When a line of the records below contains the string "JSON", copy that whole line.

[[ PROVIDED MATERIAL, beginning ]]

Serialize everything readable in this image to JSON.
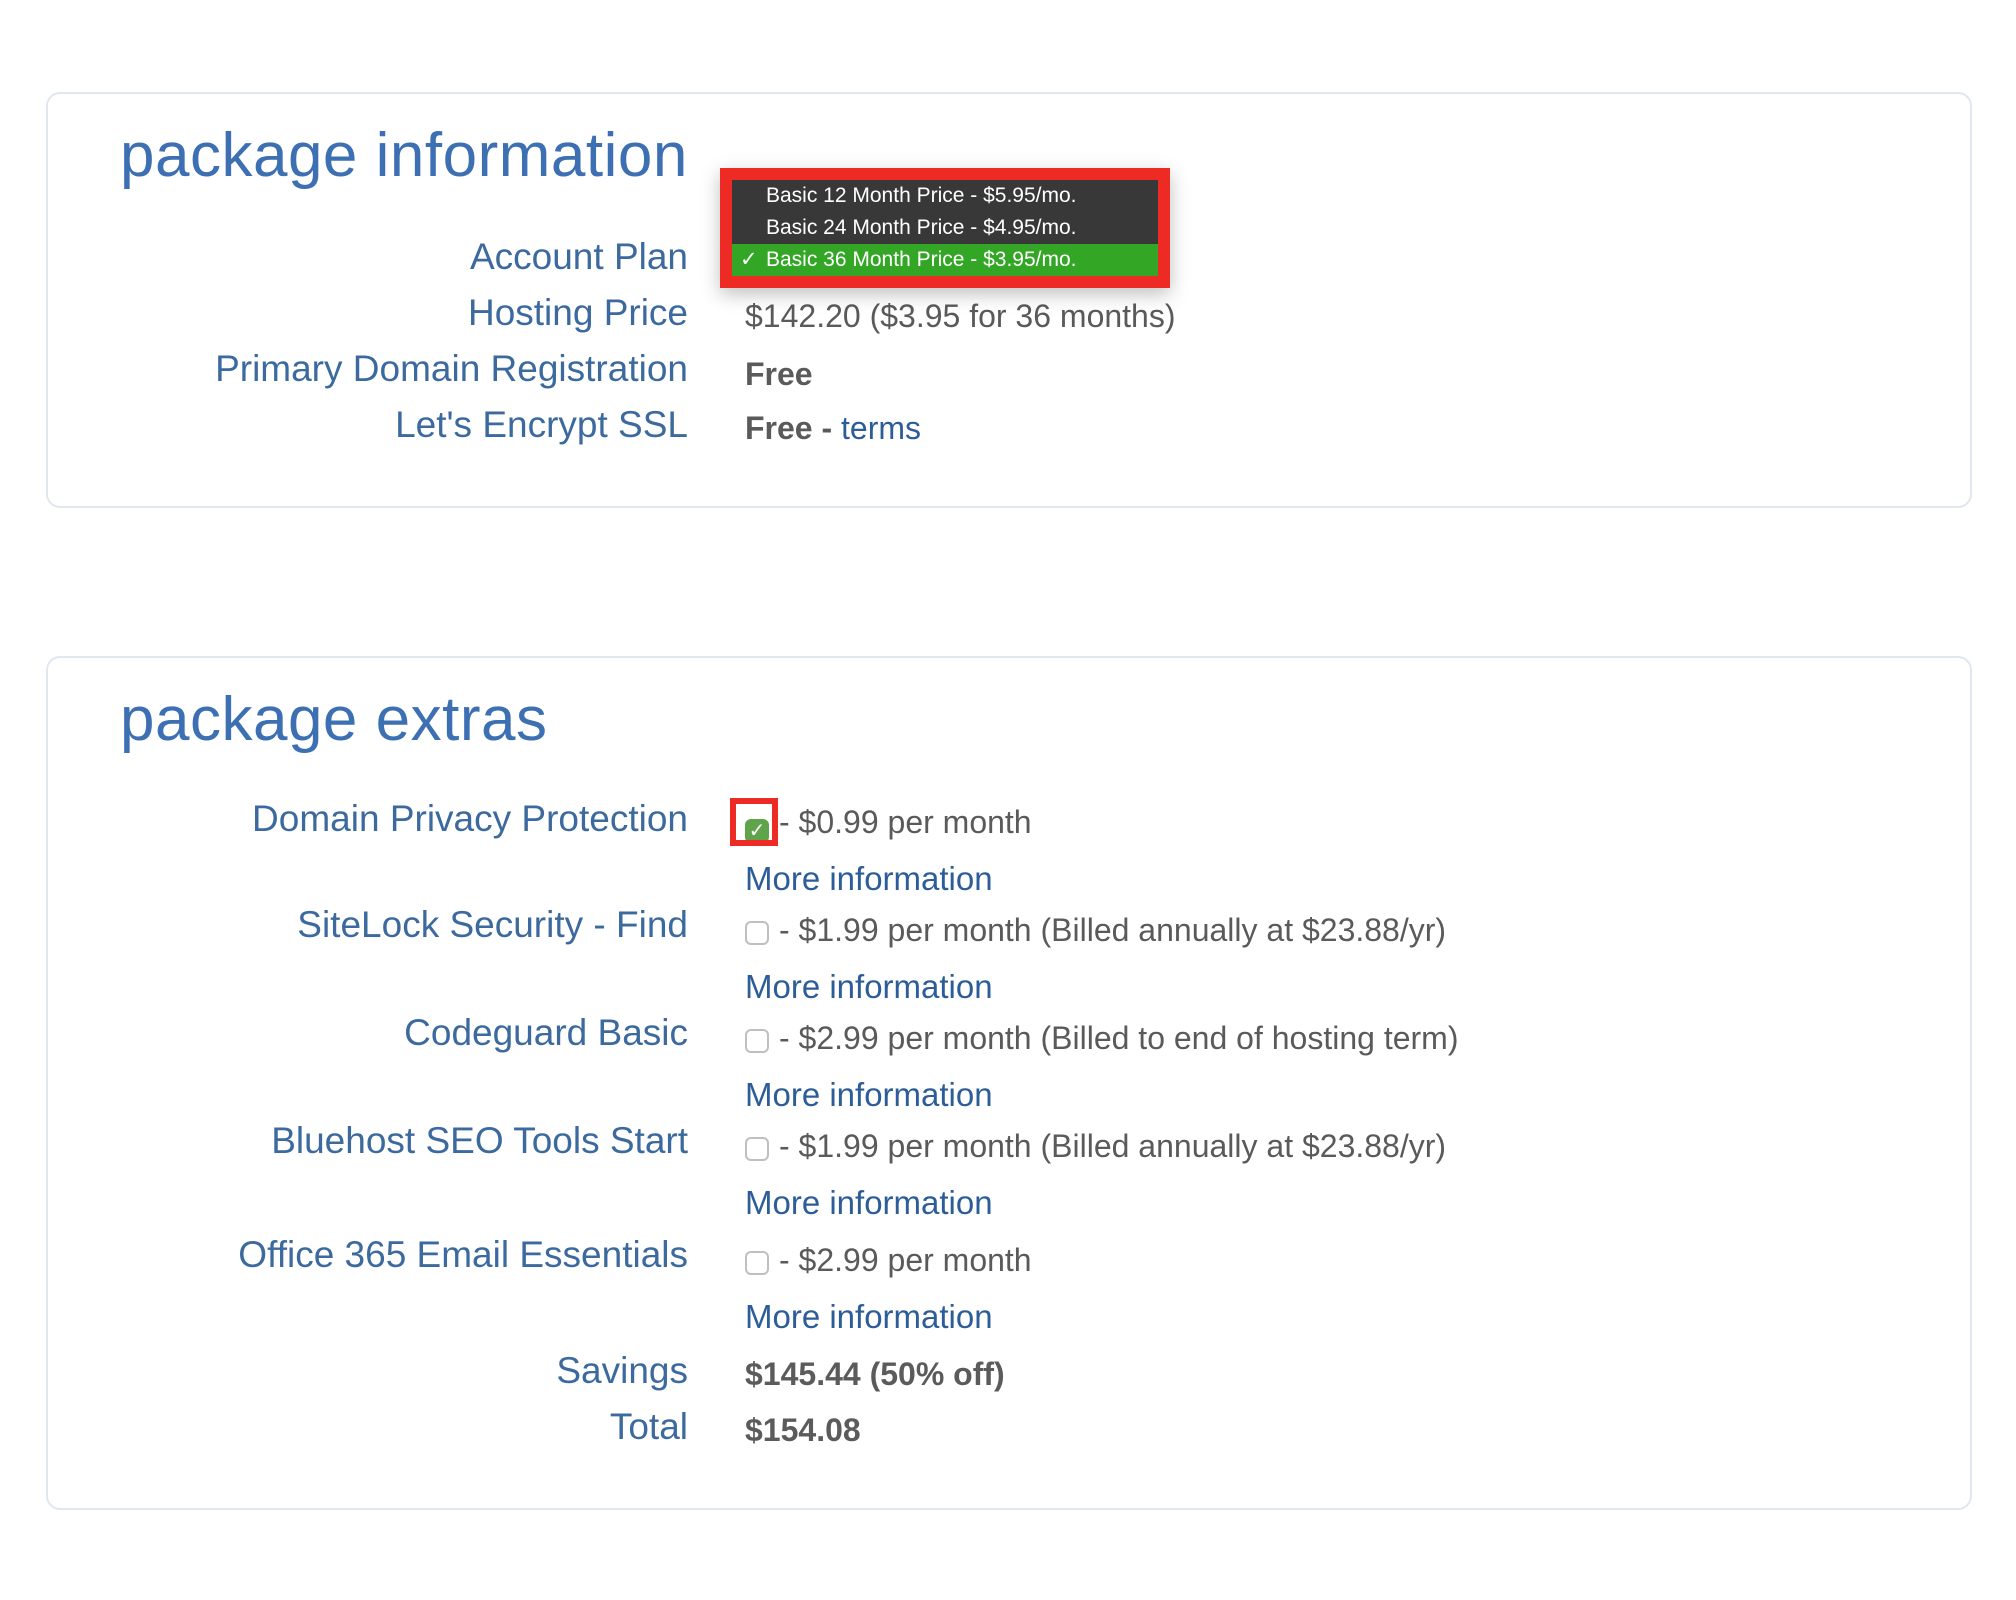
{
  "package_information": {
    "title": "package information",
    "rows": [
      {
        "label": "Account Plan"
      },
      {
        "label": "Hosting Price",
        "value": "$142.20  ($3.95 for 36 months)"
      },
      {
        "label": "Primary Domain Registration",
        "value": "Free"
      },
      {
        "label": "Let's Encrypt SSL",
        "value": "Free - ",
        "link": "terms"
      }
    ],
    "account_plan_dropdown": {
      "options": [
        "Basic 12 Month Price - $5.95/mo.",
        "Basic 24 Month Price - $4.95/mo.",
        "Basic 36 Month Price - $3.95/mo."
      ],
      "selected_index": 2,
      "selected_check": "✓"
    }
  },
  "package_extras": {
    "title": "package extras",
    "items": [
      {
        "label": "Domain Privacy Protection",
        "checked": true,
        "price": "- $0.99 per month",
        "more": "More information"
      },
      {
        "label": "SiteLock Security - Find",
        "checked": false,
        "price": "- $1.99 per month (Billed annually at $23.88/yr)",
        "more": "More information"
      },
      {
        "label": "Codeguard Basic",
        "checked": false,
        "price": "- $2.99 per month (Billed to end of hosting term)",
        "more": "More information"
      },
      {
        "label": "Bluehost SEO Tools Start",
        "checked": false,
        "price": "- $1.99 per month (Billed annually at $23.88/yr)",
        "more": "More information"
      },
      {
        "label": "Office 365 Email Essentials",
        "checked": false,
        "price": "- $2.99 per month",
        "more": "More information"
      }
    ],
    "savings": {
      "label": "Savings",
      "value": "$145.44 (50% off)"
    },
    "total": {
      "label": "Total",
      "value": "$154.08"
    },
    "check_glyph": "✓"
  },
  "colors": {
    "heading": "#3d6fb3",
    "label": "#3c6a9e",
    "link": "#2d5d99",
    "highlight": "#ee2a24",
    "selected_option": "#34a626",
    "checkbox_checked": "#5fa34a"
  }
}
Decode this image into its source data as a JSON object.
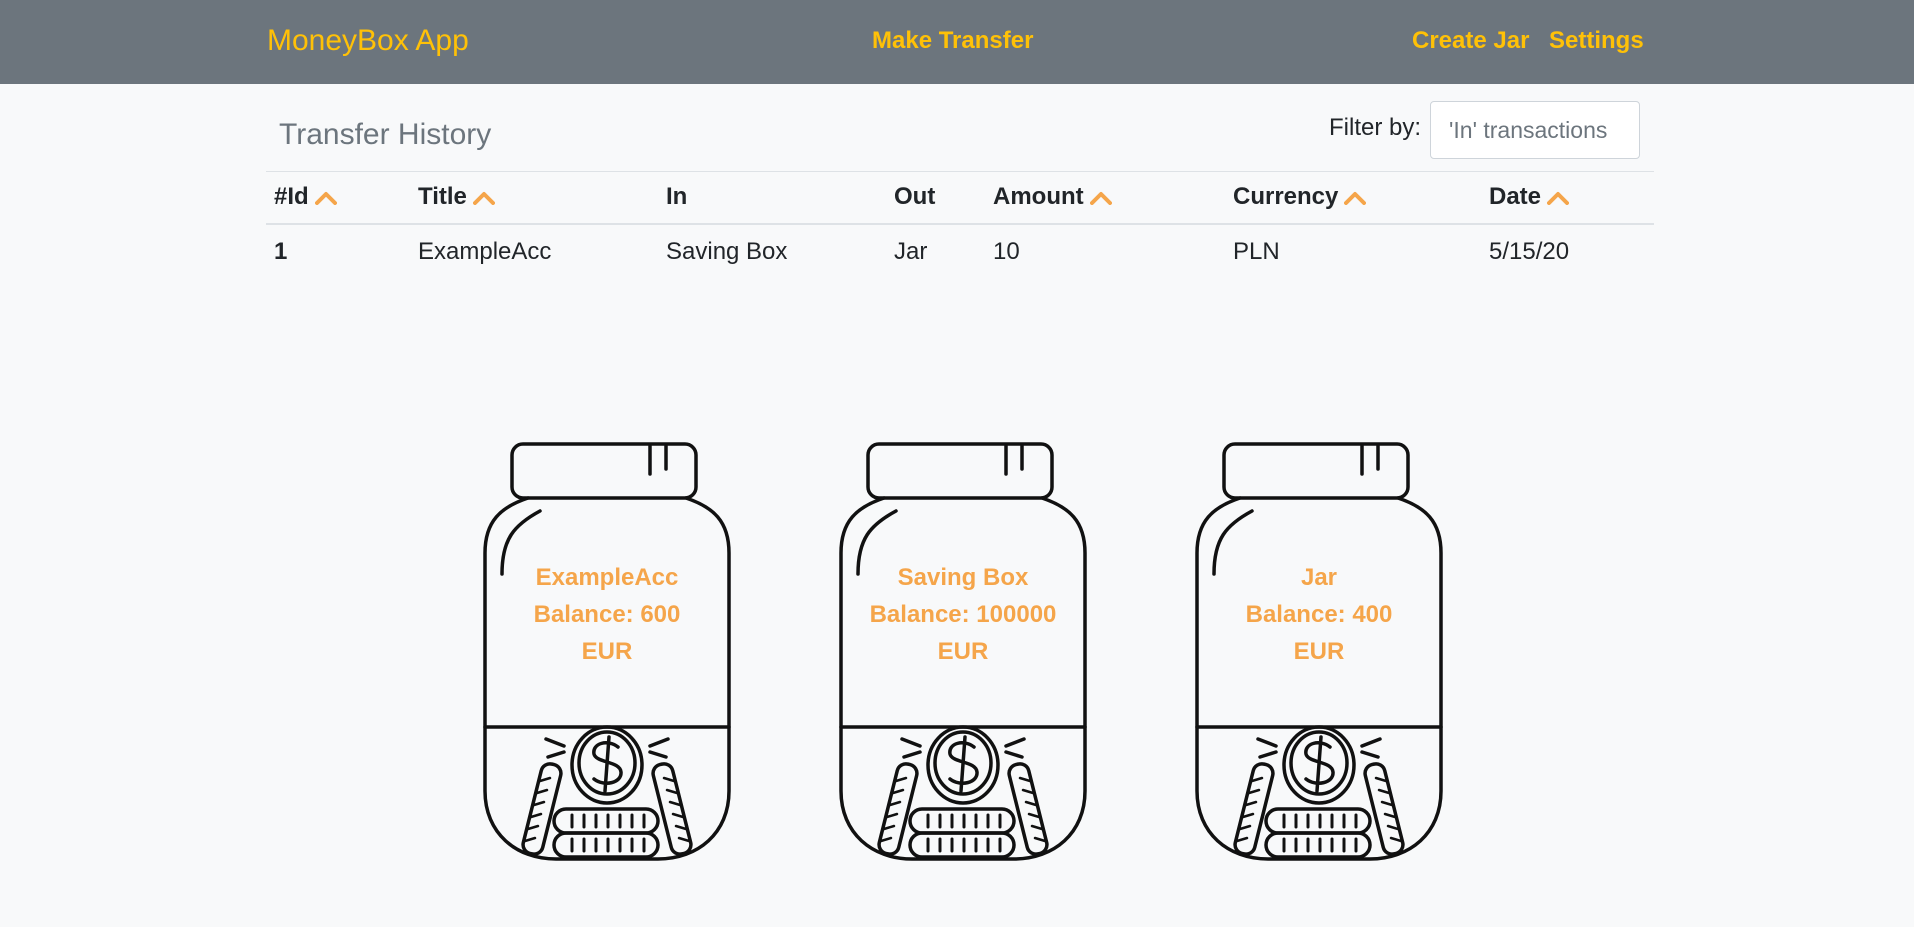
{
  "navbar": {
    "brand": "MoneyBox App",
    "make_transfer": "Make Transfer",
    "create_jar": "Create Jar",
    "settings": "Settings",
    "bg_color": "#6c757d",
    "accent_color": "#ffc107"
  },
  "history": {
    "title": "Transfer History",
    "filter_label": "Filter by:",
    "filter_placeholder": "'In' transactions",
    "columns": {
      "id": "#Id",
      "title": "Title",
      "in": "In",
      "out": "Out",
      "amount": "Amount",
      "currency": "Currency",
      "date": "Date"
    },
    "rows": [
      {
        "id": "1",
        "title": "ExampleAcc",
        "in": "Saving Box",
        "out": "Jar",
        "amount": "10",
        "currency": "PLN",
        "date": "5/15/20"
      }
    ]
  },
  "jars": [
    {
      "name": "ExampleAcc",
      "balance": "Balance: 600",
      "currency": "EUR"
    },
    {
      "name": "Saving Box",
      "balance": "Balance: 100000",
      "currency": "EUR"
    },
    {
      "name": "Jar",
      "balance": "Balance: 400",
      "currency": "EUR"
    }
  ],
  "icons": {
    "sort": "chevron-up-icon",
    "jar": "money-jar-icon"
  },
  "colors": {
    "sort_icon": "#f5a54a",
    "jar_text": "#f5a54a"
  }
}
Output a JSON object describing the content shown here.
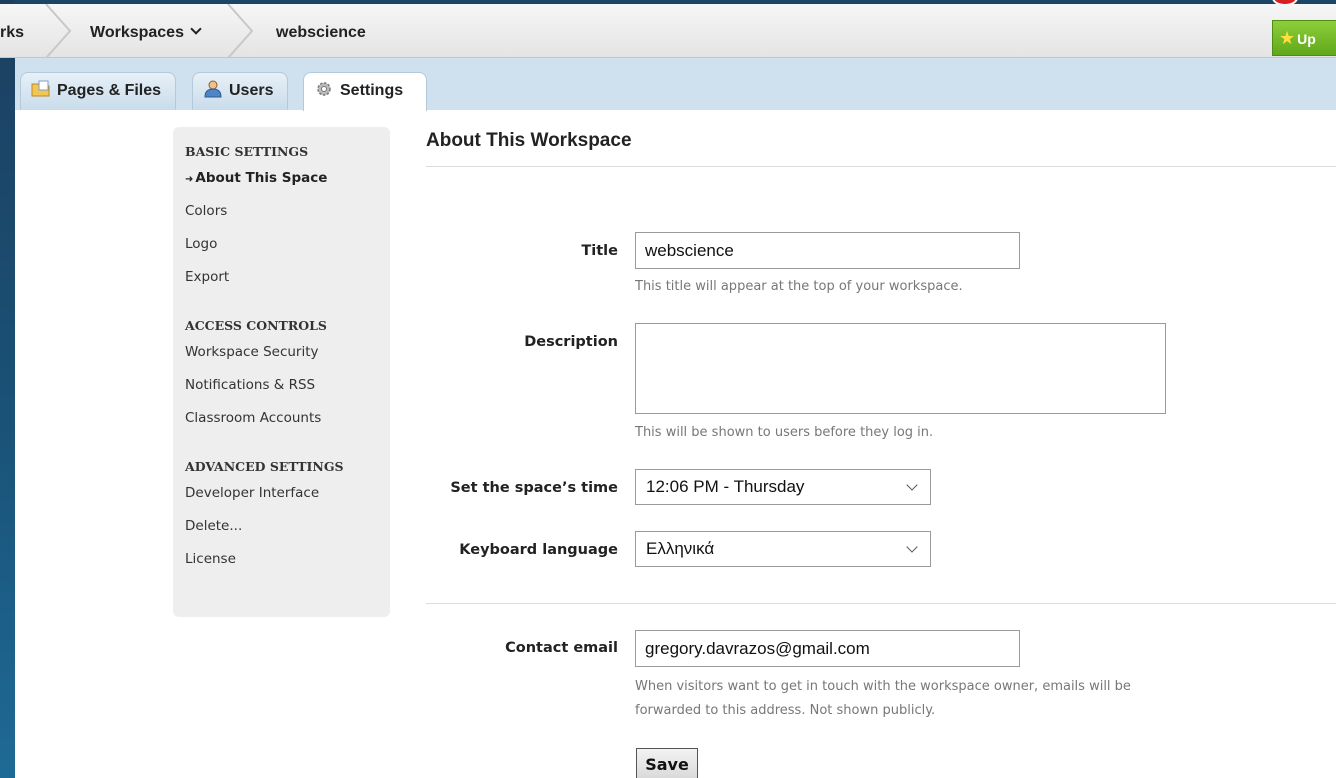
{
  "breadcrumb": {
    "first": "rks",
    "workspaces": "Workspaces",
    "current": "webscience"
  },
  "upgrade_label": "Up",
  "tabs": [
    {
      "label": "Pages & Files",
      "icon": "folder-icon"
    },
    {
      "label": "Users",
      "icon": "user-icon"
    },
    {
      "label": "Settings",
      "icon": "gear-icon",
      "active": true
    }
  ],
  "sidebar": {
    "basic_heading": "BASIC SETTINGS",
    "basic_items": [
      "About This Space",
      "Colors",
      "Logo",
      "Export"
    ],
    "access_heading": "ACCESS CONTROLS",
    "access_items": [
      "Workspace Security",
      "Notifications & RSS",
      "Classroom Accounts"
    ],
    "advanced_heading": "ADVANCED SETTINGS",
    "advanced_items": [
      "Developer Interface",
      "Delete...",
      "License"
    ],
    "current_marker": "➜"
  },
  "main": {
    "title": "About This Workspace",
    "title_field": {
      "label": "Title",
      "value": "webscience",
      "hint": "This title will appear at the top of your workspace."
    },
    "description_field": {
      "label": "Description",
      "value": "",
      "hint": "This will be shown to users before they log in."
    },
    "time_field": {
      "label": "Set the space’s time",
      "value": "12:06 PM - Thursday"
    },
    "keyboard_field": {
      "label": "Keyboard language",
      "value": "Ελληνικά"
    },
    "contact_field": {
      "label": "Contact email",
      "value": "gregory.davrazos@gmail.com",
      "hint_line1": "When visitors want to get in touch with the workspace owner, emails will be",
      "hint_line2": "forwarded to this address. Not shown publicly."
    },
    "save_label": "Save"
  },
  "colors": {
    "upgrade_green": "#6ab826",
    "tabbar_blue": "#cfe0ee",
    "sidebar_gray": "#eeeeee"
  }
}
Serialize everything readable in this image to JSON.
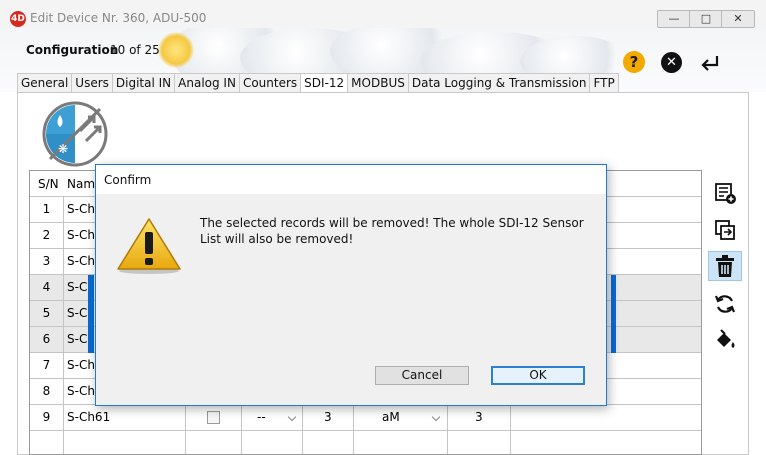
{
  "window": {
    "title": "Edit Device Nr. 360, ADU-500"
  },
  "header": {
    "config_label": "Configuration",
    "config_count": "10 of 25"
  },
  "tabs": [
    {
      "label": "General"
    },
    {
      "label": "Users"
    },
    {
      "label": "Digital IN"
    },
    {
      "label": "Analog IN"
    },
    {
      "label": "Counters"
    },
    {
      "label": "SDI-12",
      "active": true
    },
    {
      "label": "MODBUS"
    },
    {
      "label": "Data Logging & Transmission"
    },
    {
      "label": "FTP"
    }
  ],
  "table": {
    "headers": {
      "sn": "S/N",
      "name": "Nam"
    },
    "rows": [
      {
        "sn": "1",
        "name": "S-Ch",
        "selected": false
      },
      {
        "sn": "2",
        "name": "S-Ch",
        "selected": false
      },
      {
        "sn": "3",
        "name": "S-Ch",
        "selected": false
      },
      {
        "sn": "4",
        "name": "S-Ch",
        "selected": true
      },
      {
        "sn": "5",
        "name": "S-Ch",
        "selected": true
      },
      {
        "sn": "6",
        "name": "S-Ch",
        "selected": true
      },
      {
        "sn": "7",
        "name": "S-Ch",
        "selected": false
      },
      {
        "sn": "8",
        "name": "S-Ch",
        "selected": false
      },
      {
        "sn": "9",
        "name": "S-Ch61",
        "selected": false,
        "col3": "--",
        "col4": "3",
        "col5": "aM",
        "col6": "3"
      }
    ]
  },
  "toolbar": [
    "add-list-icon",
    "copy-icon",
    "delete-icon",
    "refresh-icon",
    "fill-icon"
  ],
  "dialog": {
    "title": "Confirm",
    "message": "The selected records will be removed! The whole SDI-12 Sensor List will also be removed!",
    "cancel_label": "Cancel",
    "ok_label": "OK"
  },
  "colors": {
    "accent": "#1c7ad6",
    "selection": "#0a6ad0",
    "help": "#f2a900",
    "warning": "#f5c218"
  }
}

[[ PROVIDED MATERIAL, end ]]

• _RESULT FOR THIS TASK_
Serialize everything readable in this image to JSON.
Decode this image into its source data as a JSON object.
Output a JSON object describing the content shown here.
Serialize everything readable in this image to JSON.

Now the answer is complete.